Celeste is a Jamaican-British soul singer and winner of the 2020 Rising Star Brit Award. We invited her to choose an artwork from the Tate Collection which she feels connects to her music. Together with set designer Jabez Bartlett and fashion designer Sarah McCormackl, she brings the artwork to life in this live performance of the title track of her album, Not Your Muse.
Not Your Muse was the perfect song to respond to Salvador Dalí’s Metamorphosis of Narcissus, as the painting makes a number of references to Dalí’s partner and muse, Gala Dalí. The painting is signed Gala Salvadore Dalí, and is accompanied by a poem , where Dalí named Gala as his ‘Gala, ‘Narcissus’. Narcissus is the name of hunter from Greek mythology who fell in love with his reflection in a pool of water. When he could not hold this image, he died of longing. Dalí suggests that Gala is both his double and his one true love, but the myth’s dark undertone alludes to the complexities of the artist-muse relationship. Celeste explores these themes and more in her interview with us here:
We caught up with Jabez and Sarah to hear more about their designs and how these connect to Dalí’s painting:
JABEZ BARTLETT, SET DESIGNER
My name is Jabez, I’m a set designer working through fashion, music, commercials and occasionally film.
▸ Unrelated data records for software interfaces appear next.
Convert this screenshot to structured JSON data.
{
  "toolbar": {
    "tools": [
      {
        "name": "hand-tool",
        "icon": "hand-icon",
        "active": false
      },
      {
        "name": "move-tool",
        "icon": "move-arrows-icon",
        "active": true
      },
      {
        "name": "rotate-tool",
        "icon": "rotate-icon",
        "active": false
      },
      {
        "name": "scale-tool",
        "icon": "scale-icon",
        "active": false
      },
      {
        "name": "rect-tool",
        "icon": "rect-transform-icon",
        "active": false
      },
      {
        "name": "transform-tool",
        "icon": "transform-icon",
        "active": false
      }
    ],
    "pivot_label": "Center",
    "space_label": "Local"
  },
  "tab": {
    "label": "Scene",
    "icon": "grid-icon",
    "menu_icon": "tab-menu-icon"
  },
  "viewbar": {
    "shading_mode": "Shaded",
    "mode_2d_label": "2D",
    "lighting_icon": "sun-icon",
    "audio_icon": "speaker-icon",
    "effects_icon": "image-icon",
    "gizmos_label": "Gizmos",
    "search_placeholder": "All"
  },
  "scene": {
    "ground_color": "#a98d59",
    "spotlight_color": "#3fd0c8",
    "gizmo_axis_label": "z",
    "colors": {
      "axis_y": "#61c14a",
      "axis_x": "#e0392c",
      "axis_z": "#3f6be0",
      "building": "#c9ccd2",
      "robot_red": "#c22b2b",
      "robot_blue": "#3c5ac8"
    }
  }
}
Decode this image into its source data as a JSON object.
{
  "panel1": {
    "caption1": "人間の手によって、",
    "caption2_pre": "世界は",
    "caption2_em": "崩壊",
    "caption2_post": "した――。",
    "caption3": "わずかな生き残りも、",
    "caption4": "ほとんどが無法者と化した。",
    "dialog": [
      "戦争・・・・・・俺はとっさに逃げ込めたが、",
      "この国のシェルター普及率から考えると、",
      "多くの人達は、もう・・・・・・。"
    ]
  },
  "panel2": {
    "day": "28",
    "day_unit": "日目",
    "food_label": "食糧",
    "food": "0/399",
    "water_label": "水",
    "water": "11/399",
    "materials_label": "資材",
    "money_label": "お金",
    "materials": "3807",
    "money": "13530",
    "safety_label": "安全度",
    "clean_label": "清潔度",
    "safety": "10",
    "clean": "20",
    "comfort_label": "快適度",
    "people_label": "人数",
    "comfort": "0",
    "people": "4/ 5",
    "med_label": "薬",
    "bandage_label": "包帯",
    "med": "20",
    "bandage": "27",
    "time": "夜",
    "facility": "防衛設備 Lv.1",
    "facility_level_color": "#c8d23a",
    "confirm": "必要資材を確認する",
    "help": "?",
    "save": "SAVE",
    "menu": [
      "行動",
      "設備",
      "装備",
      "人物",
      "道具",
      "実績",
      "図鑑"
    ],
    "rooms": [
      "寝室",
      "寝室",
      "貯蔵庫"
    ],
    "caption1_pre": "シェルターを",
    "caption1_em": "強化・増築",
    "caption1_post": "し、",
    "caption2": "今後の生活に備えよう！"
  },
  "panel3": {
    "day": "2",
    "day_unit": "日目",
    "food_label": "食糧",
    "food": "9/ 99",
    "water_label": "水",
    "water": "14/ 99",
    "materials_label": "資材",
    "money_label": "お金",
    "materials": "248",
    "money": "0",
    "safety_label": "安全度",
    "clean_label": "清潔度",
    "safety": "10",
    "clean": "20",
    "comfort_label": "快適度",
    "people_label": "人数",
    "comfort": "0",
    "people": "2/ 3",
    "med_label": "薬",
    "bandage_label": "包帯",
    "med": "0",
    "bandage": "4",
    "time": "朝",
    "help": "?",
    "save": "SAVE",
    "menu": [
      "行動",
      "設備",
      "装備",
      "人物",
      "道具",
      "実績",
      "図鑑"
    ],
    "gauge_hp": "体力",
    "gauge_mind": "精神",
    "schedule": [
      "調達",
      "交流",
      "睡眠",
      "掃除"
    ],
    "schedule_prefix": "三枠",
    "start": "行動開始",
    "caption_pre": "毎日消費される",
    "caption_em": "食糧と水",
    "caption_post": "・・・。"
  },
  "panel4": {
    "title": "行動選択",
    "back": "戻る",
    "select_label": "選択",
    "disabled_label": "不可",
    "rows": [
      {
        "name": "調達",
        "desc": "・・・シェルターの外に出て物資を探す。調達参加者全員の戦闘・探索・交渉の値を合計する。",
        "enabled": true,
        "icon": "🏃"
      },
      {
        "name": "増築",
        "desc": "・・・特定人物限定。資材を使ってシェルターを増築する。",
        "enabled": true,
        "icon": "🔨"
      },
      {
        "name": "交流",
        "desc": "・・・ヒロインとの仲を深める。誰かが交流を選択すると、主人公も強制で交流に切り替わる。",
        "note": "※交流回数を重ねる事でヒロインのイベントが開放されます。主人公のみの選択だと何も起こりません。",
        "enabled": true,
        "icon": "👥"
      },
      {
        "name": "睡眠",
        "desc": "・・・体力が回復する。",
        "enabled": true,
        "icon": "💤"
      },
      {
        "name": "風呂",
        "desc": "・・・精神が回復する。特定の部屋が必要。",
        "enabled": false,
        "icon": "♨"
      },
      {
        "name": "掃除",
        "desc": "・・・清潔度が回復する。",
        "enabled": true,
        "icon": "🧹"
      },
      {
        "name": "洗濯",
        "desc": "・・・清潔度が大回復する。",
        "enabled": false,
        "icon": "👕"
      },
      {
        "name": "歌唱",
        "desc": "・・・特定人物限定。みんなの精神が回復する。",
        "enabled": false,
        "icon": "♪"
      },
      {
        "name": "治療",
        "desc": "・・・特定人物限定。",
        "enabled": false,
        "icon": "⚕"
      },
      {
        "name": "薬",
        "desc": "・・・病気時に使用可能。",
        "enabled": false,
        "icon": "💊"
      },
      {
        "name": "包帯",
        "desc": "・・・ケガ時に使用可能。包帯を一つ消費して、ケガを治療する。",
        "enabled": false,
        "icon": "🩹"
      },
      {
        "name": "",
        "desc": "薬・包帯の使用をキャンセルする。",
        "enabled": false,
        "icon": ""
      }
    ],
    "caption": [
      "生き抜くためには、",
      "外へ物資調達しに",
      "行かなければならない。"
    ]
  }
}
I got into set design through a teenage yearning to tell stories as a director, realising in film school it was the aesthetic elements of storytelling I was really interested in. I was particularly excited to be asked to do a project with Tate. I saw the weather project here when I was 12 years old, which I suppose was the first time I understood three dimensional space as art, something which I learn more about constantly.
Dalí’s Narcissus is of course a familiar one, and the themes of duplicity and symmetry stand out alongside the colours, as well as the abstractions of familiar forms. These two themes lend themselves to a visual telling of the myth of Narcissus. To me this work also carries an undercurrent of hypocrisy to it, both in the God’s treatment of Narcissus and Dalí’s own narcissism.
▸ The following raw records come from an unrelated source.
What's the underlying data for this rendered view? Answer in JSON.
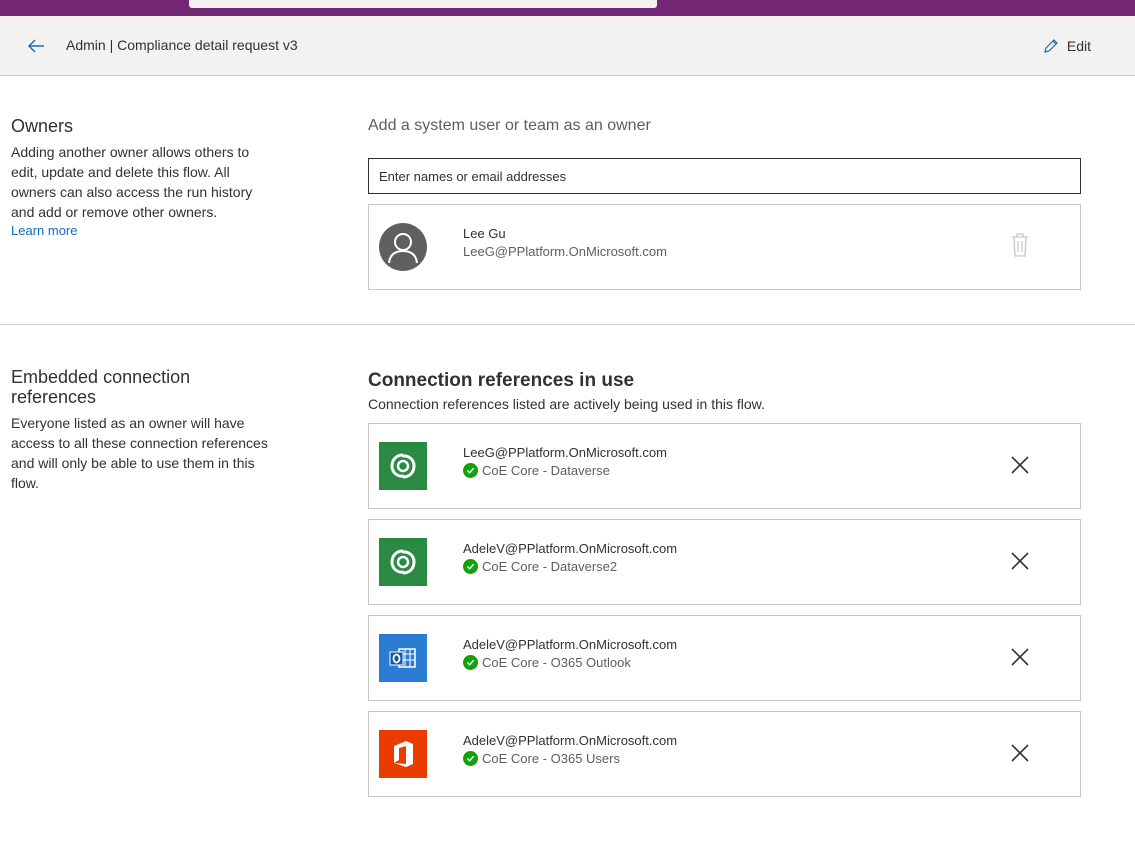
{
  "header": {
    "title": "Admin | Compliance detail request v3",
    "edit_label": "Edit",
    "back_icon": "back-arrow-icon"
  },
  "owners": {
    "heading": "Owners",
    "description": "Adding another owner allows others to edit, update and delete this flow. All owners can also access the run history and add or remove other owners.",
    "learn_more": "Learn more",
    "add_title": "Add a system user or team as an owner",
    "input_placeholder": "Enter names or email addresses",
    "list": [
      {
        "name": "Lee Gu",
        "email": "LeeG@PPlatform.OnMicrosoft.com"
      }
    ]
  },
  "embedded": {
    "heading": "Embedded connection references",
    "description": "Everyone listed as an owner will have access to all these connection references and will only be able to use them in this flow."
  },
  "connections": {
    "heading": "Connection references in use",
    "description": "Connection references listed are actively being used in this flow.",
    "items": [
      {
        "account": "LeeG@PPlatform.OnMicrosoft.com",
        "name": "CoE Core - Dataverse",
        "icon": "dataverse-icon",
        "color": "#2a8a44"
      },
      {
        "account": "AdeleV@PPlatform.OnMicrosoft.com",
        "name": "CoE Core - Dataverse2",
        "icon": "dataverse-icon",
        "color": "#2a8a44"
      },
      {
        "account": "AdeleV@PPlatform.OnMicrosoft.com",
        "name": "CoE Core - O365 Outlook",
        "icon": "outlook-icon",
        "color": "#2b7cd3"
      },
      {
        "account": "AdeleV@PPlatform.OnMicrosoft.com",
        "name": "CoE Core - O365 Users",
        "icon": "office-icon",
        "color": "#eb3c00"
      }
    ]
  },
  "colors": {
    "suite_bar": "#742774",
    "command_bar": "#f3f2f1",
    "link": "#0f6cbd",
    "status_ok": "#13a10e"
  }
}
All of this comes into play with Celeste’s track Not Your Muse. The Double standards of the music industry and expectations of femininity are called out in the lyrics. The music is waning – allowing a beauty to be seen in it. The Painting translates well to set design in a literal sense – yet remaining fantastical. Earlier versions of the design featured only mirrors and were more conceptual, but unfortunately were too weather dependent for London in March.
However I did feel elements of the site specific had to come into it, hence the white washed windows behind the landscape, acknowledging yet obscuring the location. The duplicity of our fantastical landscape, being secretly lit by the cloudy London landscape behind it. Celeste was keen to play on the idea of pedestals, and what more than by building a world up above the Southbank skyline.
SARAH MCCORMACK, FASHION DESIGNER
My name is Sarah McCormack and I am a 28 year old from Scotland. I graduated from the MA Fashion course at Central Saint Martins in March 2020.
The whole scene, composition and subject matter of Metamorphosis of Narcissus feels like a dreamscape: a scenario that doesn’t make sense in chronology, logic or order. It made me think of the Bahktin concept of grotesque : where foliage and faces all intermingle nonsensically. The idea that anything removed from its existing context seems eerie as it’s references are illogical and transcendent of time. Reflections and some sort of symmetry exists in the entanglement of idiosyncratic elements, like some kind of attempt at grasping on to the ‘real’. The egg feels like a suggestion of rebirth and life as something chaotic and continual.
I feel like the dress elements of the original meaning of grotesque in it’s odd placement, asymmetry and reference to foliage and faces. There is some sort of attempt at symmetry but that melts and folds away. It looks human but also looks like a rotting flower getting sucked into a 4th dimension.
Photography by Fola Abatan © Tate
Tate Collective is supported by Jean and Melanie Salata with additional support from Garfield Weston Foundation, The Rothschild Foundation, and Tate Patrons.